Throughout both classical anarchist literature, modern anarchist literature, the anarchist internet, and in person at gatherings and actions, I have heard time and time again demands for 'complete freedom', 'total equality', an end to exploitation, no hierarchy, no coercion and so on. I have been an anarchist all my adult life, and some time before that, and still find these kinds of demands simply too naive. Is it simply that we like the punchy sound of these kinds of statements? I guess 'we want a much more free and equal society with very little coercion' just doesn't look as good on a banner.

I'm not trying to mock, and I'm not a naive liberal twit. Freedom to elect rich white men is clearly not good enough, capitalism clearly perpetuates highly unequal and oppressive social relations etc.., and I'm still a supporter of what I think of as anarchism. But I guess I want it tempered with 'common sense' (horrible term): do we really need to make puritanical demands for 'absolute freedom' and whatnot that are quite clearly ridiculous?  
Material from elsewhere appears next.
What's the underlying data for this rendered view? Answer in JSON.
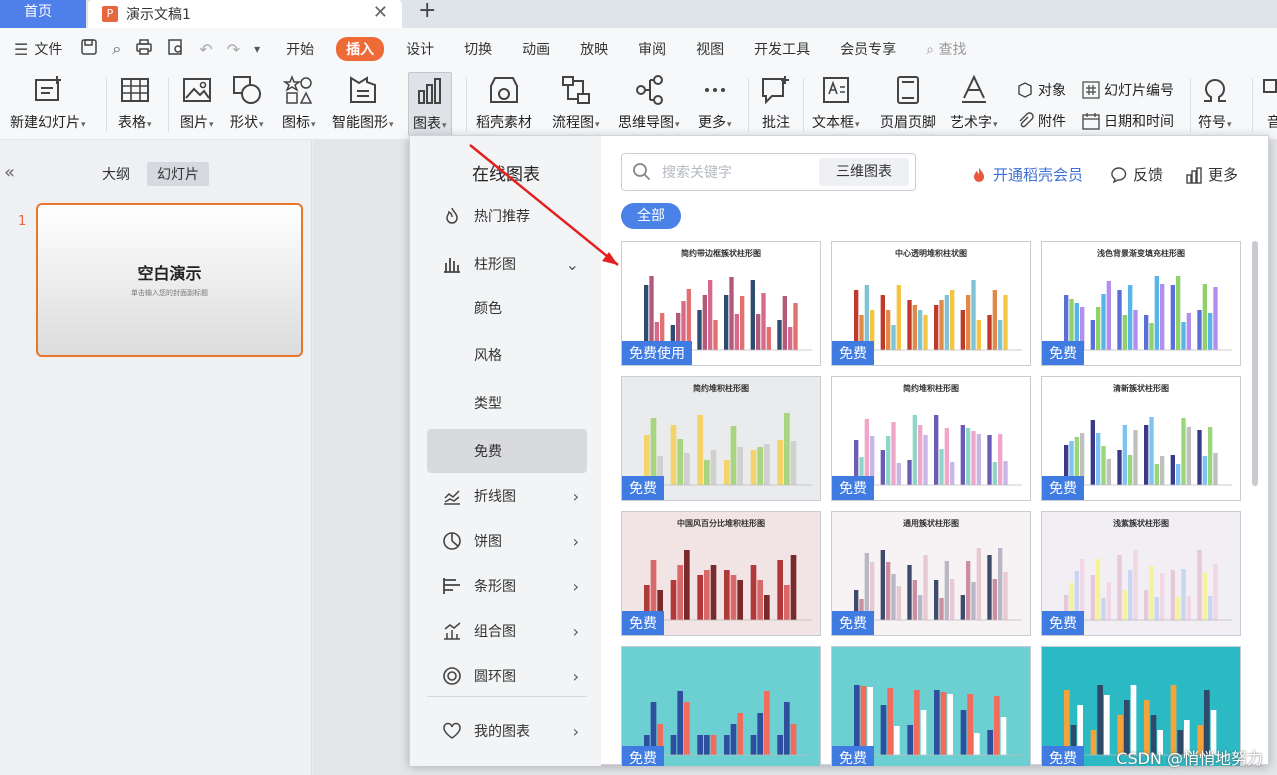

It feels like at times honesty is lacking in anarchist circles. Perhaps it is my imagination that is lacking, but I guess many conceptions of anarchism just sound too good to be true.
by (250 points)
What would you suggest as an alternative to 'demanding everything'? The 'beg for nicer prison guards, but leave the walls' mentality of the left is certainly unappealing. What you want, if not complete freedom for your self, partial freedom? Would you be so bold as to counter the demand for the end to exploitation with the "realistic" demand of 'the end of exploitation for only some'?
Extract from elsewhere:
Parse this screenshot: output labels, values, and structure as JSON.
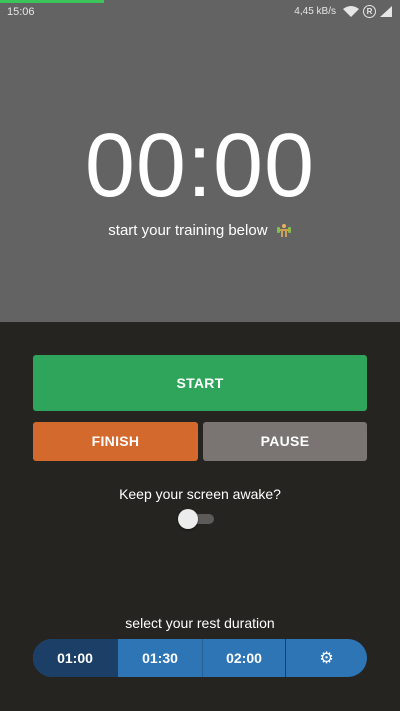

However, maybe you mean that we are presumptive to assume that everyone wants complete freedom, that everyone wants to be totally equal. I can see how that could be seen as naive, and would be an interesting conversation. But, as it stand, you question leaves no where to go but to liberal demand of 'bigger cages, longer chains'...

Care to expand upon your question?

1 Answer

+3 votes
the idea that "demanding it all" is naive, seems naive to me.
("unlikely" or "improbable" is different from "naive".)
the demand for everything (like the one for "no demands") is a reflection of history, in which demands (which are really requests, since we have had so little power to enforce our will in any concrete way) are a form of negotiation; and requests/demands are either ignored or in worst case scenarios, acceded to and then coopted/subverted.
the system will always work to rehabilitate itself. (an old poli sci professor of mine was remarkably depressed about how resilient capitalism is, for exactly this reason.) the enemy is stronger, more dedicated, and more focused than we are, so i'm not sure how "realism" or even "common sense" has to do with being an anarchist.
by (53.1k points)